* _Recorded data_:
============
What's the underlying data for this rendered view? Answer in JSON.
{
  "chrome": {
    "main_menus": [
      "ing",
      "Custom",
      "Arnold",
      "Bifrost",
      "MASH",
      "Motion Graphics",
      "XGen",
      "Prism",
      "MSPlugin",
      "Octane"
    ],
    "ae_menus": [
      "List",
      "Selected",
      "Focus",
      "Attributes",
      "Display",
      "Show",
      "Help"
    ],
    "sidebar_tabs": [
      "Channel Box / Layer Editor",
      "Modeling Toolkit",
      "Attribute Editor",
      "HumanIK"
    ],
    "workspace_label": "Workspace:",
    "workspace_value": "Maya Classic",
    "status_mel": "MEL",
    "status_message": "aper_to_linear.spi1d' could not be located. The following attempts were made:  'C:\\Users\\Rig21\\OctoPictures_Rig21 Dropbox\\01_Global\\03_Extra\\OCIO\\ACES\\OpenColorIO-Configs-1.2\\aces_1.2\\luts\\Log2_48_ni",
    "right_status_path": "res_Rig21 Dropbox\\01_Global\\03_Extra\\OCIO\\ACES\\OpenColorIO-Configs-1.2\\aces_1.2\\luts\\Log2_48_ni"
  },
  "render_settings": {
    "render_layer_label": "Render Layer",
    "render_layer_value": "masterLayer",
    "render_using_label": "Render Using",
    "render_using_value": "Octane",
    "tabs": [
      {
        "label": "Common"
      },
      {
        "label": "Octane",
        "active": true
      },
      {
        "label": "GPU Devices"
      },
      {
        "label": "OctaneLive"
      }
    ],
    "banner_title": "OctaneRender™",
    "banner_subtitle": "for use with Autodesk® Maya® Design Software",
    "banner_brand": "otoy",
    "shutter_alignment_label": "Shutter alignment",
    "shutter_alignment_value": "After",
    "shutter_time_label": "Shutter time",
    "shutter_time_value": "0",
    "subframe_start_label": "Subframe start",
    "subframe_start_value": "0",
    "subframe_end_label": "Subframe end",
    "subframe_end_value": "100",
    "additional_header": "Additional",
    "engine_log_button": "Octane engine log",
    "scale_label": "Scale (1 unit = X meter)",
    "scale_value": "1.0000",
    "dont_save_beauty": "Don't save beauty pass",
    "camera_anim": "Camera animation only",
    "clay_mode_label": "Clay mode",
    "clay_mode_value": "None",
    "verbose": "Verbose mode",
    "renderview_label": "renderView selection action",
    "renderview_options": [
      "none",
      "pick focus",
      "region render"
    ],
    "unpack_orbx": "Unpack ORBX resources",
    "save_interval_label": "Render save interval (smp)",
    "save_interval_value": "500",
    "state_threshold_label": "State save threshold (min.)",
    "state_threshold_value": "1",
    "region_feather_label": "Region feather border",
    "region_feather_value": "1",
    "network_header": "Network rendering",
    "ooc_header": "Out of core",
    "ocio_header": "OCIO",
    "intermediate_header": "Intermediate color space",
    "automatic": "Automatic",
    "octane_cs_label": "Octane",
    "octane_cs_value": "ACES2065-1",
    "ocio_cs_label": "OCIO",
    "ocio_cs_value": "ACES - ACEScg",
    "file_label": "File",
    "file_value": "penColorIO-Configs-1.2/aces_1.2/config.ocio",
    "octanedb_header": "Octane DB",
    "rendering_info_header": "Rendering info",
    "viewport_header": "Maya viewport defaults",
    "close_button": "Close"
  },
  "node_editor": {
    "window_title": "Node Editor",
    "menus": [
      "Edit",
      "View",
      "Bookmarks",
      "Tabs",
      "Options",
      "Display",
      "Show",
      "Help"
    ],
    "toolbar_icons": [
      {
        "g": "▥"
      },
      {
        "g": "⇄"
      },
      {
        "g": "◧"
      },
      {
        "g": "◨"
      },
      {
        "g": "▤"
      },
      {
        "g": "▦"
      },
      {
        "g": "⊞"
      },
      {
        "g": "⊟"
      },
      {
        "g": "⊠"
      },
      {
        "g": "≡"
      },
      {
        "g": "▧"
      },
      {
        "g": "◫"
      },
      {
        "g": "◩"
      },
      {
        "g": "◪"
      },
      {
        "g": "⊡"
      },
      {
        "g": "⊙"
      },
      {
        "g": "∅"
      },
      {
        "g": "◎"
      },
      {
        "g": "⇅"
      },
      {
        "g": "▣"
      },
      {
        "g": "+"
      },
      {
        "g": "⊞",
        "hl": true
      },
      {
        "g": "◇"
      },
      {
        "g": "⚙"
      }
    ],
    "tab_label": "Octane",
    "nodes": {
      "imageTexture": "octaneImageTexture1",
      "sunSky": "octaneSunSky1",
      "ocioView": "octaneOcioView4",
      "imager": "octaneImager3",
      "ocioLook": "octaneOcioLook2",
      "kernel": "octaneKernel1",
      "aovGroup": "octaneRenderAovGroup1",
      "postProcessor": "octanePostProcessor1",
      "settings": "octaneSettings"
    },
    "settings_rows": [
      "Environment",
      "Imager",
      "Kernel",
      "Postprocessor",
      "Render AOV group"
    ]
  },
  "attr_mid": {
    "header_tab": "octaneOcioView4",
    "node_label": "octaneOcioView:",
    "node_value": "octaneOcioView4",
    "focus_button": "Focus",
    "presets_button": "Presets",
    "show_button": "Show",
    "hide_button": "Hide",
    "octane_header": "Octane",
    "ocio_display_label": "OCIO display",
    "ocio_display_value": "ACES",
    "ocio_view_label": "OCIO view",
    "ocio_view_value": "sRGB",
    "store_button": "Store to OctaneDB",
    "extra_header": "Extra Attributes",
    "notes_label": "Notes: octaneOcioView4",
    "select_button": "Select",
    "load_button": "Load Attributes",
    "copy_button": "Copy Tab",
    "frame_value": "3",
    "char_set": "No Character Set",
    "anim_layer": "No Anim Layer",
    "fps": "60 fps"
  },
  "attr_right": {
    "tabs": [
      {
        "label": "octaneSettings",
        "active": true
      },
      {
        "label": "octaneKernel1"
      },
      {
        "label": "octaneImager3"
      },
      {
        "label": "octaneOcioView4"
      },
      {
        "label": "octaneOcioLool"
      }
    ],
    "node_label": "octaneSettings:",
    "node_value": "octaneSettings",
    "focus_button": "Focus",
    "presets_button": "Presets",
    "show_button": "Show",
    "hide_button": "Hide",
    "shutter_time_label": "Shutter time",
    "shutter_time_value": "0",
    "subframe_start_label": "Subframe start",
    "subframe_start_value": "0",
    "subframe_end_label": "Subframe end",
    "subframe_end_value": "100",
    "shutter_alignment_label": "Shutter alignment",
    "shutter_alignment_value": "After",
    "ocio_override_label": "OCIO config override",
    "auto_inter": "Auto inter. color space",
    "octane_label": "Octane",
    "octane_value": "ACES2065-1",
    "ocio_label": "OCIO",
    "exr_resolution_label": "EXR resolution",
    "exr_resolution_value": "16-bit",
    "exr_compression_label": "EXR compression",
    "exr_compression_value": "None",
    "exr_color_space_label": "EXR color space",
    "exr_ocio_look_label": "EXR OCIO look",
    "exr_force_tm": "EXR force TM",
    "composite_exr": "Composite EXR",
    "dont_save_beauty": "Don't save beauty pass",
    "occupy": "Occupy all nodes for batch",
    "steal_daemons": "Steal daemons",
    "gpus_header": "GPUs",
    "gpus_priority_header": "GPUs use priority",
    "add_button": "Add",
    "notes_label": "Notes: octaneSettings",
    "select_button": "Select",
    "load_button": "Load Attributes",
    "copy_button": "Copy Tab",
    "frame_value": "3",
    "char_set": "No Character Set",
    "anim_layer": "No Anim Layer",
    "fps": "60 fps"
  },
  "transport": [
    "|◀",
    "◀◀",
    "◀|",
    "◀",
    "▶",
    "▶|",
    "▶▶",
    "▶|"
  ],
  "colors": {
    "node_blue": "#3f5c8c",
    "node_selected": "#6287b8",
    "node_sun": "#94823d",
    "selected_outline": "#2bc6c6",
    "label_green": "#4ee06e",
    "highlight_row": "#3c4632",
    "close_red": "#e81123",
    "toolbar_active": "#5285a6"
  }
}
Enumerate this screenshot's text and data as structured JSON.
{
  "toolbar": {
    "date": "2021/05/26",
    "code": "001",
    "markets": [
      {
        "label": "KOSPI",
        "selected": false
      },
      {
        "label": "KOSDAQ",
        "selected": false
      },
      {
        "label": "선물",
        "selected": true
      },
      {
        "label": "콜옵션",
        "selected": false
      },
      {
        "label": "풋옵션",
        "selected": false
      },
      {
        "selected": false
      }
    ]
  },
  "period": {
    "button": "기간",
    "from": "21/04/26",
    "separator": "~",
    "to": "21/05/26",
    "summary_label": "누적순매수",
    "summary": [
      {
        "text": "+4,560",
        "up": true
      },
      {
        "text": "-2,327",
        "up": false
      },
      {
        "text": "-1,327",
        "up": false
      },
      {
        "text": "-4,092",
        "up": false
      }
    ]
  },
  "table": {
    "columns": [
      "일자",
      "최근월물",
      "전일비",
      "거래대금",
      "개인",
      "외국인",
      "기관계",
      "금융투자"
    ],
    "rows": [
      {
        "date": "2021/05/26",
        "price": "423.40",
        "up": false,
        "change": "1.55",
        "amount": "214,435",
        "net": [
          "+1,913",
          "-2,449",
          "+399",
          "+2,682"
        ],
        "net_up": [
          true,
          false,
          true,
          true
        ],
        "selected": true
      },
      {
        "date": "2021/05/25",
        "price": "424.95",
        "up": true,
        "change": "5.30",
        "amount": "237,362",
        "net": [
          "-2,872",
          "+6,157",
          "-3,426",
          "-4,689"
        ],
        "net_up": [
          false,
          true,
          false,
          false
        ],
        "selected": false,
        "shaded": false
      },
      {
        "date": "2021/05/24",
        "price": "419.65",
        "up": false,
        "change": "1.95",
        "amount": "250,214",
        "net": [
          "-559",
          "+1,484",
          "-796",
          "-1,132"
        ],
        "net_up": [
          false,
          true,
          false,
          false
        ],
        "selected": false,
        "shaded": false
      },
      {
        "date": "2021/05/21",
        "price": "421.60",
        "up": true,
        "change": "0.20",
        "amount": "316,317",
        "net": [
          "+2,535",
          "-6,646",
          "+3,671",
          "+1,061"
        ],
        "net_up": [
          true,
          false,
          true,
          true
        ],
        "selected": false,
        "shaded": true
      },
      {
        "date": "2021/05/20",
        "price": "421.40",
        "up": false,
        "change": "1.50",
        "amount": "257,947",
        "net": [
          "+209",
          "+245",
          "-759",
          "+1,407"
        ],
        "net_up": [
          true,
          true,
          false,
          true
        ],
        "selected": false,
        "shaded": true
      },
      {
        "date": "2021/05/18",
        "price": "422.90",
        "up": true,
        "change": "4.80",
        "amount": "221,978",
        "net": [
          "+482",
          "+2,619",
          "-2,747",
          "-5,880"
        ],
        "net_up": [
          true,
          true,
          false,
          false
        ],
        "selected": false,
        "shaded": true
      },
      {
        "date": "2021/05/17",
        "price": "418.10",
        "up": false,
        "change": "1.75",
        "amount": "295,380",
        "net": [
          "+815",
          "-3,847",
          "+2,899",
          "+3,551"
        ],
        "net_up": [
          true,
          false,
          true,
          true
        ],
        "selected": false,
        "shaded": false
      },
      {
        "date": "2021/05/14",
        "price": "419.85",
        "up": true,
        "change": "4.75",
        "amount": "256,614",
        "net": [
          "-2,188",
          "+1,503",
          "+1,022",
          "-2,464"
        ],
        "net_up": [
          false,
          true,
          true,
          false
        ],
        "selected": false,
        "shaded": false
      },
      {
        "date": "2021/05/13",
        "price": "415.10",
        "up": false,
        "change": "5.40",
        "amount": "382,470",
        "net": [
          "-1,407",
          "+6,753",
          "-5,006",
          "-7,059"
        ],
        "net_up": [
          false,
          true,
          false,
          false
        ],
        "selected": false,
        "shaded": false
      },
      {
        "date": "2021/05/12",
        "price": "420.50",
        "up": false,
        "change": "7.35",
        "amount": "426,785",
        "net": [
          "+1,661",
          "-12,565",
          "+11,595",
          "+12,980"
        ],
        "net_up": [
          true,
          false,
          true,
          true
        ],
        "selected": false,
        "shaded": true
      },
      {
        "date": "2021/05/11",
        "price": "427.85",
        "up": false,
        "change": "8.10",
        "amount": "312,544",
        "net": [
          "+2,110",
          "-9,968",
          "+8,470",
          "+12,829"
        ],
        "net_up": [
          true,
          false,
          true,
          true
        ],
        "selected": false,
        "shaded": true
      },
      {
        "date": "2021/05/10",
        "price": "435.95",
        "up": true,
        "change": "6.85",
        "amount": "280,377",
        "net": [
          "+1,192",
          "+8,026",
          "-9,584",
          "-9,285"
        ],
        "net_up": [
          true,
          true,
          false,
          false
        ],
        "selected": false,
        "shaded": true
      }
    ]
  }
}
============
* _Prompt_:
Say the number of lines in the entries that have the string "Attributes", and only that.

* _Task solution_:
4